> [WORK TO BE COMPLETED] Gather all lines in the entries that include the word "content".

> [App and web page records]
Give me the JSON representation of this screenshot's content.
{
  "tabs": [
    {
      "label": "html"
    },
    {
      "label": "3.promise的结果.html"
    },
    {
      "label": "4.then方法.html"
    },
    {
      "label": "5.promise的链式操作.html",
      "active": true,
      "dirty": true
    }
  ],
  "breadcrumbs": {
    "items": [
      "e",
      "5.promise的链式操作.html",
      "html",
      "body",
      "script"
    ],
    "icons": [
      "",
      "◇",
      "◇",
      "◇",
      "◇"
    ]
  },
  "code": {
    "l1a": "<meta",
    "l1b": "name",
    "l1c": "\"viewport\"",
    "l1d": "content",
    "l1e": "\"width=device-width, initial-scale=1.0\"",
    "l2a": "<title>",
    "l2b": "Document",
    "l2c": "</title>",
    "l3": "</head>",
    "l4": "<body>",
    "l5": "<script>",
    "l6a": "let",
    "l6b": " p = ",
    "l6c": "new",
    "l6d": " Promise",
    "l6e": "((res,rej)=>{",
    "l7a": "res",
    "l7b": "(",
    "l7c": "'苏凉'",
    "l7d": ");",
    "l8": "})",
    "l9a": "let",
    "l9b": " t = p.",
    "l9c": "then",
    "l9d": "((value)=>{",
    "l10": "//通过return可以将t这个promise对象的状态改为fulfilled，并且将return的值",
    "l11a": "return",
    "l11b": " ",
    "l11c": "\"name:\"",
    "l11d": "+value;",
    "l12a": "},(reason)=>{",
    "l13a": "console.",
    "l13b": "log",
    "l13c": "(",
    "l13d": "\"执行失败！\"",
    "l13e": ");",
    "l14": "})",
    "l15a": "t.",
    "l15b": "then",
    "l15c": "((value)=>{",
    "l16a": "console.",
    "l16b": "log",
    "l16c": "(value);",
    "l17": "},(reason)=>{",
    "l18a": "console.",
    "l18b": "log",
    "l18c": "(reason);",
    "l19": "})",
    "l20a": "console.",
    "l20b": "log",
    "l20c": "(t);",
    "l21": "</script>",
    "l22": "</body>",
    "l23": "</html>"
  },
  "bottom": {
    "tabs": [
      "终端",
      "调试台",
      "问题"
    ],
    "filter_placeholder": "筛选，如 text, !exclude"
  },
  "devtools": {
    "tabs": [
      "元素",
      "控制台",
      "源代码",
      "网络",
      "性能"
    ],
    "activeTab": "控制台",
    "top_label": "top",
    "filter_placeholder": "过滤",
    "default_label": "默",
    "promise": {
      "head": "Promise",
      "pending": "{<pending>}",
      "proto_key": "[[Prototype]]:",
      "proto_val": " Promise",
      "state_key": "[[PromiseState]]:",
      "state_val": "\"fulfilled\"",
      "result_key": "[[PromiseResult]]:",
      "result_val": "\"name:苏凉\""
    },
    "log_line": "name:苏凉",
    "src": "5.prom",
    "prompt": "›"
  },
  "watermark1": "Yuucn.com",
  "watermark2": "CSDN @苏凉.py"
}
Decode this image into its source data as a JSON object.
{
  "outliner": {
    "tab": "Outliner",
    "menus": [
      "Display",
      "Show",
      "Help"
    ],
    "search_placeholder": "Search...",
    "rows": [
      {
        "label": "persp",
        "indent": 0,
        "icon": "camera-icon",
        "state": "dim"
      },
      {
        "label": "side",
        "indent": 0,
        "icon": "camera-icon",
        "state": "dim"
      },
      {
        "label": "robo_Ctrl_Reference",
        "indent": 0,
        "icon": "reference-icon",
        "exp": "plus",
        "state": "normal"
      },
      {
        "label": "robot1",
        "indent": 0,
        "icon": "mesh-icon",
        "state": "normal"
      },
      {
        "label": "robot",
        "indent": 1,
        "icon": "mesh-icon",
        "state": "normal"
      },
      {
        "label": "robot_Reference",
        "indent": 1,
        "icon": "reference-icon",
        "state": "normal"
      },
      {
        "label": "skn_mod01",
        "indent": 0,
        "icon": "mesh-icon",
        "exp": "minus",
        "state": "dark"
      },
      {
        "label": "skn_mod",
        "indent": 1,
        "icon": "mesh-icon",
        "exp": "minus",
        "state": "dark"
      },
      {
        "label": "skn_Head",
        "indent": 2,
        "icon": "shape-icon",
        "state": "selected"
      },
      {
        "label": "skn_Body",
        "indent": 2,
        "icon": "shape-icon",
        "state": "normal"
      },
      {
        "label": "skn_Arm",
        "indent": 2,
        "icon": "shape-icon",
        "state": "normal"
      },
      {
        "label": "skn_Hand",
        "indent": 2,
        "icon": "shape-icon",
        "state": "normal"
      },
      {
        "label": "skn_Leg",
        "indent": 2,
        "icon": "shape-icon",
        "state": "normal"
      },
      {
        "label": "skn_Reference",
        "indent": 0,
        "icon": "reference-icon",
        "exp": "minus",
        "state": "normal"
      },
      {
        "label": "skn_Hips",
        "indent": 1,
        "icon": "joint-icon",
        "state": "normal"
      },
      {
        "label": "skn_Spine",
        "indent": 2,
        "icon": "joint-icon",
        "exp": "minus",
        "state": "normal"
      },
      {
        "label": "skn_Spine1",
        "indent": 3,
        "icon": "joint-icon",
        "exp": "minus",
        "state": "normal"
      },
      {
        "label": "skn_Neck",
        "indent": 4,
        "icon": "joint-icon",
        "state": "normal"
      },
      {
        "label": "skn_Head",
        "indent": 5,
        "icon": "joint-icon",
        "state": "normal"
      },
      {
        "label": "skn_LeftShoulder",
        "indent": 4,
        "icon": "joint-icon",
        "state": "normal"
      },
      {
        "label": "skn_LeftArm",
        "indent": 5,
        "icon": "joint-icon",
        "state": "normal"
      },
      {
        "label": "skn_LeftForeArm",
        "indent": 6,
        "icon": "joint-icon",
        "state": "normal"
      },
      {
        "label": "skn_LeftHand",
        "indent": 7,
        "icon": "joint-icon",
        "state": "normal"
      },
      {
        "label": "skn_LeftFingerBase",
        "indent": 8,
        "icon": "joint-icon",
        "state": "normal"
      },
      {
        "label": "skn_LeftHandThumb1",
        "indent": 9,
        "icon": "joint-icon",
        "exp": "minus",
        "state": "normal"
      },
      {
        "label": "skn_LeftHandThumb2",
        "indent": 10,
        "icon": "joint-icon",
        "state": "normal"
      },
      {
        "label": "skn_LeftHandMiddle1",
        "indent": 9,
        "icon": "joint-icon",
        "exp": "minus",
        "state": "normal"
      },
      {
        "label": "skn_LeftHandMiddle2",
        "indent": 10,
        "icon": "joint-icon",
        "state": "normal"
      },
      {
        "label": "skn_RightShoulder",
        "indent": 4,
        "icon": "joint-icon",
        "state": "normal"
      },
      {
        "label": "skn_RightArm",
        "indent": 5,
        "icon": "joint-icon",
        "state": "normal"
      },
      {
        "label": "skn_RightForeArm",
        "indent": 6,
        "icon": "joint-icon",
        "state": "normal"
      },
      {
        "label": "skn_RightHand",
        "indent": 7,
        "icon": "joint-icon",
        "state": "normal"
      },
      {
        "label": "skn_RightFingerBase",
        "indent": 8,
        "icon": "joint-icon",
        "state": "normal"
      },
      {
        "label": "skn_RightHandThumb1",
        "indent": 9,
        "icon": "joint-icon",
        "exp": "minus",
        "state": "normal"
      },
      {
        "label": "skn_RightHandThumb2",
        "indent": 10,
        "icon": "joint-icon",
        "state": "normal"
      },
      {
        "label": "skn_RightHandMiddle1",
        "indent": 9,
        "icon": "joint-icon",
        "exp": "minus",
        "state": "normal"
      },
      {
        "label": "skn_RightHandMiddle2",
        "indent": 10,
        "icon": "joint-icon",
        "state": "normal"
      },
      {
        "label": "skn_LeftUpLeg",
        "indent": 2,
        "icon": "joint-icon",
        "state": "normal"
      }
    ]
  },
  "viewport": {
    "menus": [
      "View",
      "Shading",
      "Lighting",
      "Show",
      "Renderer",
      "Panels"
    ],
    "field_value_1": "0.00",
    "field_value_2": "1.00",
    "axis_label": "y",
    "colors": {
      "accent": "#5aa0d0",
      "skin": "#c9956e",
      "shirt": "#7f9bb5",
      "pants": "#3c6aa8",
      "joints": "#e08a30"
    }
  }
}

> [RESPONSE AREA]
Give me the JSON representation of this screenshot's content.
    "l1d": "content",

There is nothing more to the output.